Discussions of sexuality of any kind are often taboo, but particularly notable is the censorship of works treating sexual minorities. The first novel to openly portray a lesbian relationship, Radclyffe Hall's The Well of Loneliness, was found in violation of the British Customs Obscene Publications Act of 1857 and called "depraved." In the words of its critics, the book exhibited "unnatural tendencies." Following its publication in 1928 in England, many copies were burned or otherwise destroyed in both the U.K. and America. In fact, in the U.S., the New York Society for the Suppression of Vice successfully rallied to ban publication, and the book ultimately remained banned in both countries for several decades.
Almost half a decade later, in 1973, Rita Mae Brown wrote what was to become another seminal lesbian novel: Rubyfruit Jungle. This coming-of-age, coming-out story of a scrappy young woman who gets expelled from Barnard for seducing her classmates initially was published only in paperback. Not until the 15th anniversary edition could Brown inscribe the book on display, "Fifteen years later, a hard cover!"
The very fight for the format of her book speaks to the complicated treatment of authors confronting provocative subjects. Brown, a prolific writer of fiction and non-fiction, continues to be identified by reviewers as a "gay writer." She objects to this kind of classification that consigns her works to the "lesbian section" of bookstores, seeing it as a form of censorship. As much as Rubyfruit Jungle deserves its proper hard covers, so Brown's other works should not be pigeonholed and labeled based on a few of her books' themes. In both instances, the decisions of others limit the size of her audience.
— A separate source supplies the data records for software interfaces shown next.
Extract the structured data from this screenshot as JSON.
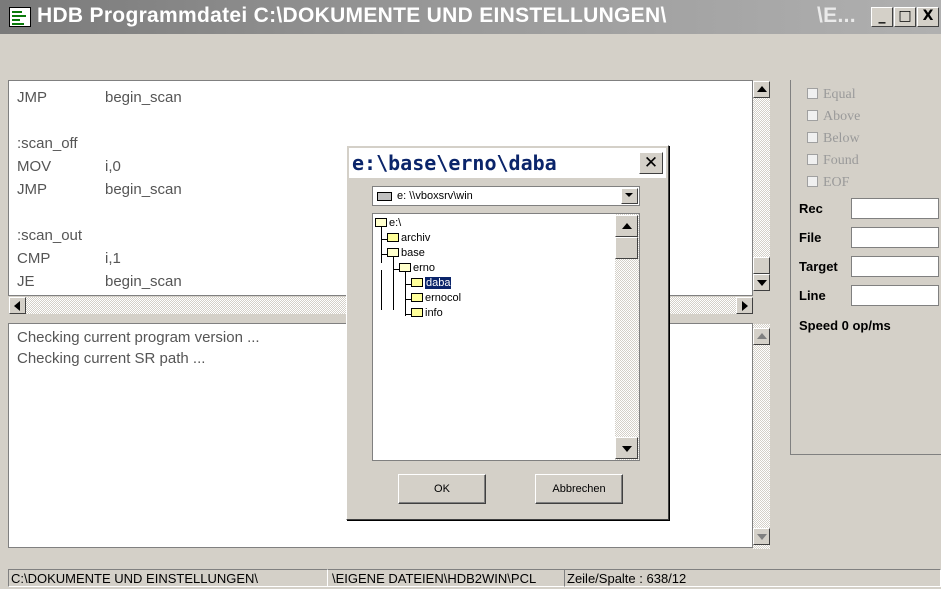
{
  "window": {
    "title": "HDB Programmdatei C:\\DOKUMENTE UND EINSTELLUNGEN\\",
    "title_tail": "\\E...",
    "controls": {
      "minimize": "_",
      "maximize": "□",
      "close": "X"
    }
  },
  "code": {
    "lines": [
      {
        "op": "JMP",
        "arg": "begin_scan"
      },
      {
        "op": "",
        "arg": ""
      },
      {
        "op": ":scan_off",
        "arg": ""
      },
      {
        "op": "MOV",
        "arg": "i,0"
      },
      {
        "op": "JMP",
        "arg": "begin_scan"
      },
      {
        "op": "",
        "arg": ""
      },
      {
        "op": ":scan_out",
        "arg": ""
      },
      {
        "op": "CMP",
        "arg": "i,1"
      },
      {
        "op": "JE",
        "arg": "begin_scan"
      }
    ]
  },
  "log": {
    "lines": [
      "Checking current program version ...",
      "Checking current SR path ..."
    ]
  },
  "right_panel": {
    "flags": [
      "Equal",
      "Above",
      "Below",
      "Found",
      "EOF"
    ],
    "fields": [
      {
        "label": "Rec",
        "value": ""
      },
      {
        "label": "File",
        "value": ""
      },
      {
        "label": "Target",
        "value": ""
      },
      {
        "label": "Line",
        "value": ""
      }
    ],
    "speed": "Speed 0 op/ms"
  },
  "statusbar": {
    "path": "C:\\DOKUMENTE UND EINSTELLUNGEN\\",
    "path2": "\\EIGENE DATEIEN\\HDB2WIN\\PCL",
    "position": "Zeile/Spalte : 638/12"
  },
  "dialog": {
    "title": "e:\\base\\erno\\daba",
    "close": "✕",
    "drive": "e: \\\\vboxsrv\\win",
    "tree": [
      {
        "label": "e:\\",
        "level": 0,
        "open": true
      },
      {
        "label": "archiv",
        "level": 1,
        "open": false
      },
      {
        "label": "base",
        "level": 1,
        "open": true
      },
      {
        "label": "erno",
        "level": 2,
        "open": true
      },
      {
        "label": "daba",
        "level": 3,
        "open": false,
        "selected": true
      },
      {
        "label": "ernocol",
        "level": 3,
        "open": false
      },
      {
        "label": "info",
        "level": 3,
        "open": false
      }
    ],
    "ok_label": "OK",
    "cancel_label": "Abbrechen"
  },
  "colors": {
    "selection": "#0a246a",
    "face": "#d4d0c8"
  }
}
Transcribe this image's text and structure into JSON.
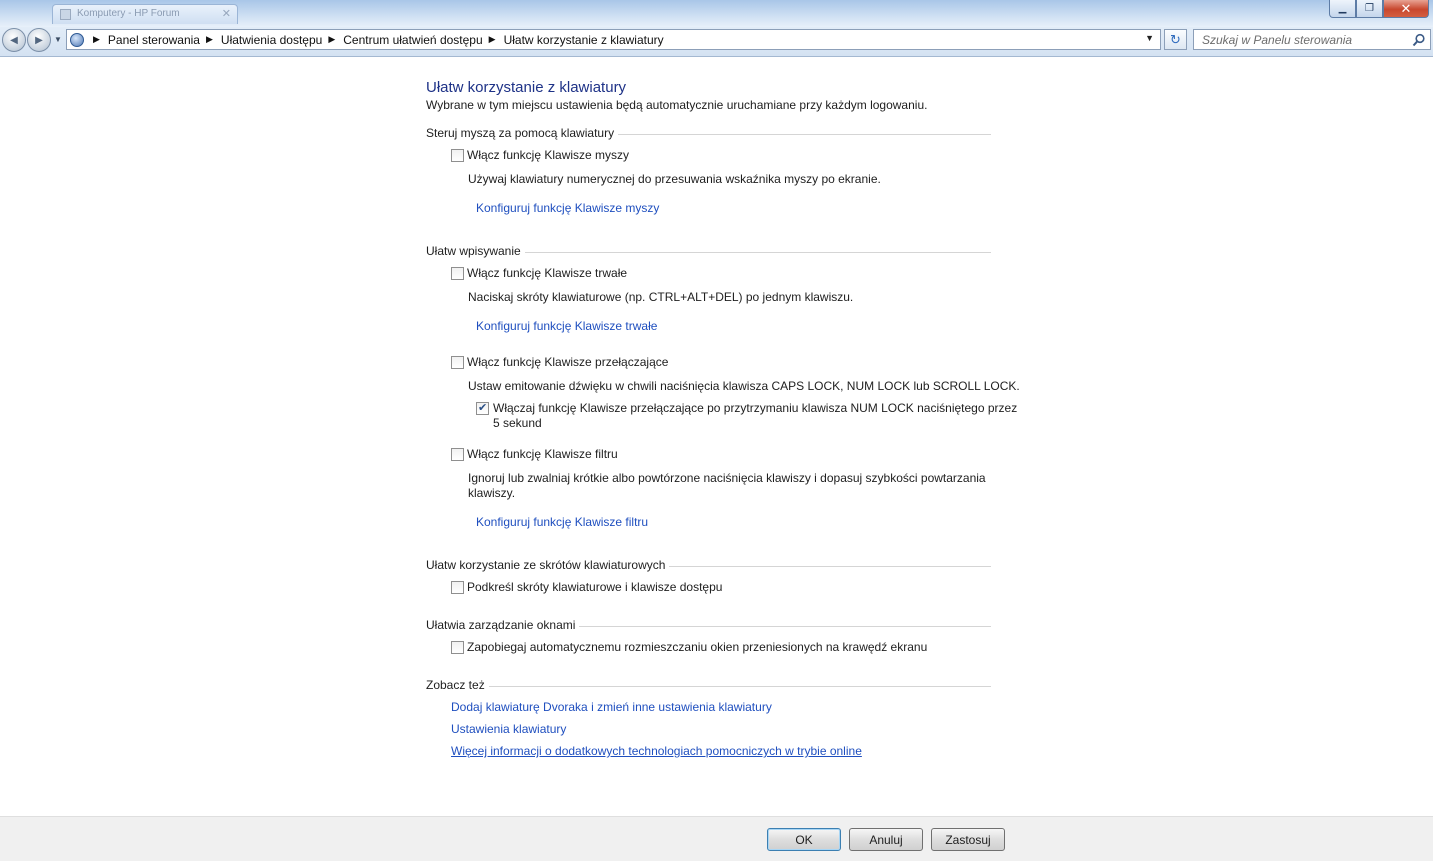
{
  "window": {
    "tab_title": "Komputery - HP Forum",
    "minimize_glyph": "▁",
    "restore_glyph": "❐",
    "close_glyph": "✕"
  },
  "navigation": {
    "back_glyph": "◀",
    "forward_glyph": "▶",
    "breadcrumbs": [
      "Panel sterowania",
      "Ułatwienia dostępu",
      "Centrum ułatwień dostępu",
      "Ułatw korzystanie z klawiatury"
    ],
    "refresh_glyph": "↻",
    "search_placeholder": "Szukaj w Panelu sterowania"
  },
  "page": {
    "title": "Ułatw korzystanie z klawiatury",
    "subtitle": "Wybrane w tym miejscu ustawienia będą automatycznie uruchamiane przy każdym logowaniu."
  },
  "sections": {
    "mouse": {
      "heading": "Steruj myszą za pomocą klawiatury",
      "checkbox_label": "Włącz funkcję Klawisze myszy",
      "checked": false,
      "description": "Używaj klawiatury numerycznej do przesuwania wskaźnika myszy po ekranie.",
      "link": "Konfiguruj funkcję Klawisze myszy"
    },
    "typing": {
      "heading": "Ułatw wpisywanie",
      "sticky": {
        "checkbox_label": "Włącz funkcję Klawisze trwałe",
        "checked": false,
        "description": "Naciskaj skróty klawiaturowe (np. CTRL+ALT+DEL) po jednym klawiszu.",
        "link": "Konfiguruj funkcję Klawisze trwałe"
      },
      "toggle": {
        "checkbox_label": "Włącz funkcję Klawisze przełączające",
        "checked": false,
        "description": "Ustaw emitowanie dźwięku w chwili naciśnięcia klawisza CAPS LOCK, NUM LOCK lub SCROLL LOCK.",
        "sub_checkbox_label_line1": "Włączaj funkcję Klawisze przełączające po przytrzymaniu klawisza NUM LOCK naciśniętego przez",
        "sub_checkbox_label_line2": "5 sekund",
        "sub_checked": true
      },
      "filter": {
        "checkbox_label": "Włącz funkcję Klawisze filtru",
        "checked": false,
        "description_line1": "Ignoruj lub zwalniaj krótkie albo powtórzone naciśnięcia klawiszy i dopasuj szybkości powtarzania",
        "description_line2": "klawiszy.",
        "link": "Konfiguruj funkcję Klawisze filtru"
      }
    },
    "shortcuts": {
      "heading": "Ułatw korzystanie ze skrótów klawiaturowych",
      "checkbox_label": "Podkreśl skróty klawiaturowe i klawisze dostępu",
      "checked": false
    },
    "windows": {
      "heading": "Ułatwia zarządzanie oknami",
      "checkbox_label": "Zapobiegaj automatycznemu rozmieszczaniu okien przeniesionych na krawędź ekranu",
      "checked": false
    },
    "see_also": {
      "heading": "Zobacz też",
      "links": [
        "Dodaj klawiaturę Dvoraka i zmień inne ustawienia klawiatury",
        "Ustawienia klawiatury",
        "Więcej informacji o dodatkowych technologiach pomocniczych w trybie online"
      ]
    }
  },
  "footer": {
    "ok": "OK",
    "cancel": "Anuluj",
    "apply": "Zastosuj"
  }
}
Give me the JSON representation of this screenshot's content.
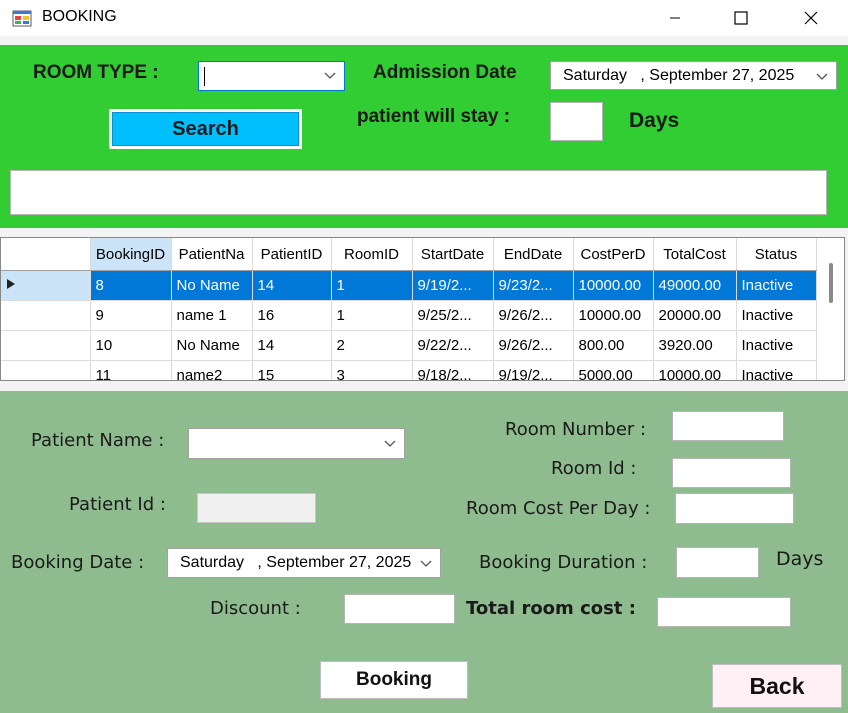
{
  "window": {
    "title": "BOOKING",
    "icon": "app-window-icon"
  },
  "search_panel": {
    "room_type_label": "ROOM TYPE :",
    "room_type_value": "",
    "admission_date_label": "Admission Date",
    "admission_date_value": "Saturday   , September 27, 2025",
    "stay_label": "patient will stay :",
    "stay_value": "",
    "days_label": "Days",
    "search_button": "Search",
    "result_text": ""
  },
  "grid": {
    "columns": [
      "BookingID",
      "PatientNa",
      "PatientID",
      "RoomID",
      "StartDate",
      "EndDate",
      "CostPerD",
      "TotalCost",
      "Status"
    ],
    "rows": [
      [
        "8",
        "No Name",
        "14",
        "1",
        "9/19/2...",
        "9/23/2...",
        "10000.00",
        "49000.00",
        "Inactive"
      ],
      [
        "9",
        "name 1",
        "16",
        "1",
        "9/25/2...",
        "9/26/2...",
        "10000.00",
        "20000.00",
        "Inactive"
      ],
      [
        "10",
        "No Name",
        "14",
        "2",
        "9/22/2...",
        "9/26/2...",
        "800.00",
        "3920.00",
        "Inactive"
      ],
      [
        "11",
        "name2",
        "15",
        "3",
        "9/18/2...",
        "9/19/2...",
        "5000.00",
        "10000.00",
        "Inactive"
      ]
    ],
    "selected_row": 0
  },
  "form": {
    "patient_name_label": "Patient Name :",
    "patient_name_value": "",
    "patient_id_label": "Patient Id :",
    "patient_id_value": "",
    "room_number_label": "Room Number :",
    "room_number_value": "",
    "room_id_label": "Room Id :",
    "room_id_value": "",
    "room_cost_label": "Room Cost Per Day :",
    "room_cost_value": "",
    "booking_date_label": "Booking Date :",
    "booking_date_value": "Saturday   , September 27, 2025",
    "booking_duration_label": "Booking Duration :",
    "booking_duration_value": "",
    "days_label": "Days",
    "discount_label": "Discount :",
    "discount_value": "",
    "total_cost_label": "Total room cost :",
    "total_cost_value": "",
    "booking_button": "Booking",
    "back_button": "Back"
  },
  "colors": {
    "top_panel": "#32cd32",
    "bottom_panel": "#8fbc8f",
    "search_button": "#00bfff",
    "selection": "#0078d7",
    "back_button": "#fff0f5"
  }
}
Knowledge is power, and slaveholders knew it. As such, they fought to enforce their property rights not just of slave bodies but of slave minds by passing laws to prevent citizens from teaching slaves to read. The Virginia law on display here illustrates the legal manifestation of the slaveholders' fear that literacy might introduce new ideas and whisper to slaves about the possibilities of economic, political, and social freedom.